*TO DO*
Please copy out every line in the records below that includes the word "Address".

:: INFORMATION

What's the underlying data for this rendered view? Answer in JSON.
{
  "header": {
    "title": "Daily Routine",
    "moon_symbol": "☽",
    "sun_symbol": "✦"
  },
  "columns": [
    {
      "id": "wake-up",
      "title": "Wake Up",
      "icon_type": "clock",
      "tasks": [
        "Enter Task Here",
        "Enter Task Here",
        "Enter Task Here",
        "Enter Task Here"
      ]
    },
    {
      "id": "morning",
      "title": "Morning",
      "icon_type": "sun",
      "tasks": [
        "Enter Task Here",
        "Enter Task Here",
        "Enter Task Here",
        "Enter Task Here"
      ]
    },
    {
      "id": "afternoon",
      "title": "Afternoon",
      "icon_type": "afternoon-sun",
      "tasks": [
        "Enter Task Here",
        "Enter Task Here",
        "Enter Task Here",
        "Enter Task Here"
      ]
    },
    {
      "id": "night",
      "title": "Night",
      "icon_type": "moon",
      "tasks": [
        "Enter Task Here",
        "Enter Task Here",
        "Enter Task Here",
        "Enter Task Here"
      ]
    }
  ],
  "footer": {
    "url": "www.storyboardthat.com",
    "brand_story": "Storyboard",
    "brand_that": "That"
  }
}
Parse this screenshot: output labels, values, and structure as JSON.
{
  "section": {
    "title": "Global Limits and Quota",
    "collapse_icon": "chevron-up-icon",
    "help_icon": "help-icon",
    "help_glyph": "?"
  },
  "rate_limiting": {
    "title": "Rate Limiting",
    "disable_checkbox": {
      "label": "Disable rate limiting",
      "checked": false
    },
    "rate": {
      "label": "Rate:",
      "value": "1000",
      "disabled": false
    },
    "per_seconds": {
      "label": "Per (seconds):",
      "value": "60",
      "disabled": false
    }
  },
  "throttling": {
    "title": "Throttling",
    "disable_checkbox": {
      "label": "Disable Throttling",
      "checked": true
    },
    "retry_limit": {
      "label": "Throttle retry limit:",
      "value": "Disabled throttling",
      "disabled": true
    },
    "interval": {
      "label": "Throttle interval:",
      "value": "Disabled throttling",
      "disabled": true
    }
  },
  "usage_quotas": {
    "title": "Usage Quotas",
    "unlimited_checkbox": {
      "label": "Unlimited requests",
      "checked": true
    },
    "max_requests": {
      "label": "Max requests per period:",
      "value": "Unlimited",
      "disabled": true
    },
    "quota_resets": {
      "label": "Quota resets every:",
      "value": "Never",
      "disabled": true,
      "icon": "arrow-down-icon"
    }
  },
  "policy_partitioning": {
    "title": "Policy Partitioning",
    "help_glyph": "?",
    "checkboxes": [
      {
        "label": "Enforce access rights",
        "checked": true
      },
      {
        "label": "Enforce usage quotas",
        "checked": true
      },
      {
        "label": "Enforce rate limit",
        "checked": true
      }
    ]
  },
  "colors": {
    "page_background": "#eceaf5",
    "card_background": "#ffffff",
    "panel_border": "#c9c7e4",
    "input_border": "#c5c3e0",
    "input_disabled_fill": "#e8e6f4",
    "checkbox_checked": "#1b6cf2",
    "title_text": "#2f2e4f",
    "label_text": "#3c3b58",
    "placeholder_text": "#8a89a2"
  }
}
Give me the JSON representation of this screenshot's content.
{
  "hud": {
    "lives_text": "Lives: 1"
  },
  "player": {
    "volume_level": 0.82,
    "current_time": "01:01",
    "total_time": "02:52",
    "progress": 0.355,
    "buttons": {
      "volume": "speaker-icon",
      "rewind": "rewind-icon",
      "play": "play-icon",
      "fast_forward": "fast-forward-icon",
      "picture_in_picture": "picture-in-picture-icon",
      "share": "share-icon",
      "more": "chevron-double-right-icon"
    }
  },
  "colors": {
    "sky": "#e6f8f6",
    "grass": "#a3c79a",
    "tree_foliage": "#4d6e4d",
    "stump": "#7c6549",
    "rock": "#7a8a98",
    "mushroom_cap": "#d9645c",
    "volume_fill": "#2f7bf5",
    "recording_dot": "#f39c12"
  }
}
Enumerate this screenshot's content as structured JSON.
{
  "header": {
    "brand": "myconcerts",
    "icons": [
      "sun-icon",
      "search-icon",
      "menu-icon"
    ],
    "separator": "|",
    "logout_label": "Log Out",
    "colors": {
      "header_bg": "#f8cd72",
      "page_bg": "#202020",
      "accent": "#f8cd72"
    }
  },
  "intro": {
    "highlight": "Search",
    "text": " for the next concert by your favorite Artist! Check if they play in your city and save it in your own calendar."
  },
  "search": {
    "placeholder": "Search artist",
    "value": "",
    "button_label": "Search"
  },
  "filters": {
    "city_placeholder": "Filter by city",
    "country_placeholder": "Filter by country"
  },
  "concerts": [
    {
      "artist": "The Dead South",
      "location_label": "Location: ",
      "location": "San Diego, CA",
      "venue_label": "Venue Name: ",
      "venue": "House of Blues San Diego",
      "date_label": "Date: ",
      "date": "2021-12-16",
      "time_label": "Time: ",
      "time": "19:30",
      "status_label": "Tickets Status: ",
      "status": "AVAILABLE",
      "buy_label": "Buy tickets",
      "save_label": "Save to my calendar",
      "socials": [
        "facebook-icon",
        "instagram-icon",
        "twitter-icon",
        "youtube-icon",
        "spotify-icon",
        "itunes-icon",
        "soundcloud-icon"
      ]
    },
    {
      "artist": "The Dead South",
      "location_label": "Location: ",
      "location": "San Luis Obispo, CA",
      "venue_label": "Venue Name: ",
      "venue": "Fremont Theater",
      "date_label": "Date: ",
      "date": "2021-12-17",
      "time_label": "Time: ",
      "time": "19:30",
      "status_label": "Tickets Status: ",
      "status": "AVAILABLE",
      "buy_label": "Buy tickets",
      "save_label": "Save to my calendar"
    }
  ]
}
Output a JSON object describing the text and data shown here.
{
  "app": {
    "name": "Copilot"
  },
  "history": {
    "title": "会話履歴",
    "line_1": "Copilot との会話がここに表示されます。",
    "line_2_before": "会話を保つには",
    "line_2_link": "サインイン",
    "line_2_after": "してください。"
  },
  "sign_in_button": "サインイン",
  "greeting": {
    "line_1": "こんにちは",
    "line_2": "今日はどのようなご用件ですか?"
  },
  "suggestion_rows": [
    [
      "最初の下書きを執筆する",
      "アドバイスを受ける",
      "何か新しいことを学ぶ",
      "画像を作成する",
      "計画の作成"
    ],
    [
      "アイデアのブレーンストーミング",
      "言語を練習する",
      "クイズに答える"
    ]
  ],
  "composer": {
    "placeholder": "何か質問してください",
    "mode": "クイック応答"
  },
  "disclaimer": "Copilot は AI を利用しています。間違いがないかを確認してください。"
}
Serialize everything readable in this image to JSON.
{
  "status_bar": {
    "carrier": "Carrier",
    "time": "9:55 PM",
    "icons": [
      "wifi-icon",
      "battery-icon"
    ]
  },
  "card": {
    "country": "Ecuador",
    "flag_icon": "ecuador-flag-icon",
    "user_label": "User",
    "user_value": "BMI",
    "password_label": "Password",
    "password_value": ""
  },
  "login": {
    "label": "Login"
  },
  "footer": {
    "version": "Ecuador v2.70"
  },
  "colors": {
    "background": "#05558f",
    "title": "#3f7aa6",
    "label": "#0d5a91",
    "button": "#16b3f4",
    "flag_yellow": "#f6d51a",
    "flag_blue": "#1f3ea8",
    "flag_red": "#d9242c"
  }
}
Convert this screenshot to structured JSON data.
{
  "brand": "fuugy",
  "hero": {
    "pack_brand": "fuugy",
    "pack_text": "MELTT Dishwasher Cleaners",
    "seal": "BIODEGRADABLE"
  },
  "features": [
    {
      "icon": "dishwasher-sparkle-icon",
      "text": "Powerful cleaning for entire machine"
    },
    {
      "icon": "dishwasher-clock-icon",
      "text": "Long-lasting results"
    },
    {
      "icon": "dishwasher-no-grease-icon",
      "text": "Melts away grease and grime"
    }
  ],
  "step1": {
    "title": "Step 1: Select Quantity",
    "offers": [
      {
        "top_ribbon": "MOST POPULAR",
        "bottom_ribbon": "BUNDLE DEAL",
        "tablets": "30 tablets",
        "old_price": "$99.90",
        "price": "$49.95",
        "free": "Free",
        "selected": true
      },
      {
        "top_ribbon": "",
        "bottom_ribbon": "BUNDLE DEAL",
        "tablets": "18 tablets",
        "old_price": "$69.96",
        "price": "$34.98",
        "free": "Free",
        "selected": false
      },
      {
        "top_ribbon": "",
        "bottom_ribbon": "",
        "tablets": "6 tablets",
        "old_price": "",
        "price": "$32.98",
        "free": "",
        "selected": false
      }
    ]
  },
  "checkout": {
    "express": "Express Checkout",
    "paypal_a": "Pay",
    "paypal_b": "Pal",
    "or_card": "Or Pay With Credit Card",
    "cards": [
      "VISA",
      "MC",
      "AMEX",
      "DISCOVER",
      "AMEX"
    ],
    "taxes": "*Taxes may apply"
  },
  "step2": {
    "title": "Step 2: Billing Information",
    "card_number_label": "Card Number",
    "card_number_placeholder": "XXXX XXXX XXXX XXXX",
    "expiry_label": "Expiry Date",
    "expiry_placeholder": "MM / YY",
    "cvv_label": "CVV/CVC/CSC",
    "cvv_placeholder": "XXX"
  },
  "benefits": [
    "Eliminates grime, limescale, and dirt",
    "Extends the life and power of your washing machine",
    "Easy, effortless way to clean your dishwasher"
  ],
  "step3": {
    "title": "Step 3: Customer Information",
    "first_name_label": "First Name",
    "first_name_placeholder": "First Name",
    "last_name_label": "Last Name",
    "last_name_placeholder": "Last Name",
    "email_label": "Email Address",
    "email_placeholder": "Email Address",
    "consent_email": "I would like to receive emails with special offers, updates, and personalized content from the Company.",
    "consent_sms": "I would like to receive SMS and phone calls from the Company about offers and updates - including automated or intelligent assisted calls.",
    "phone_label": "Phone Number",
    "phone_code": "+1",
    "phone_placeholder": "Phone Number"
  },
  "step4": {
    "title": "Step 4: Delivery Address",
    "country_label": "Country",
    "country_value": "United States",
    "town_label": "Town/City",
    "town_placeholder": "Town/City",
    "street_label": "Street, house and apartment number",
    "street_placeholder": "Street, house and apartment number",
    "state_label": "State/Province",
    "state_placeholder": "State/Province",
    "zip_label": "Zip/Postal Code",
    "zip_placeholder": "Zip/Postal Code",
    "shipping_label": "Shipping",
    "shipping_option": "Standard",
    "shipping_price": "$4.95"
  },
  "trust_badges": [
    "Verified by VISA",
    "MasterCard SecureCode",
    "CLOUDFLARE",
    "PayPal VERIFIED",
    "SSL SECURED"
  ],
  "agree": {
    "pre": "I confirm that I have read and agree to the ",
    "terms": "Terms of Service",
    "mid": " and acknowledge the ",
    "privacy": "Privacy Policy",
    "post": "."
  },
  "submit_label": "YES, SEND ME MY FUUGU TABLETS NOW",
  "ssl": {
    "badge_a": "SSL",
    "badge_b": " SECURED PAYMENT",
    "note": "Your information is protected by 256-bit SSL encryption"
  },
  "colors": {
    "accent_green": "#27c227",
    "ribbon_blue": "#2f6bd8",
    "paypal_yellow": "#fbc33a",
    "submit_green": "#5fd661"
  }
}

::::

*EXERCISE RESULT*
    "email_label": "Email Address",
    "email_placeholder": "Email Address",
    "title": "Step 4: Delivery Address",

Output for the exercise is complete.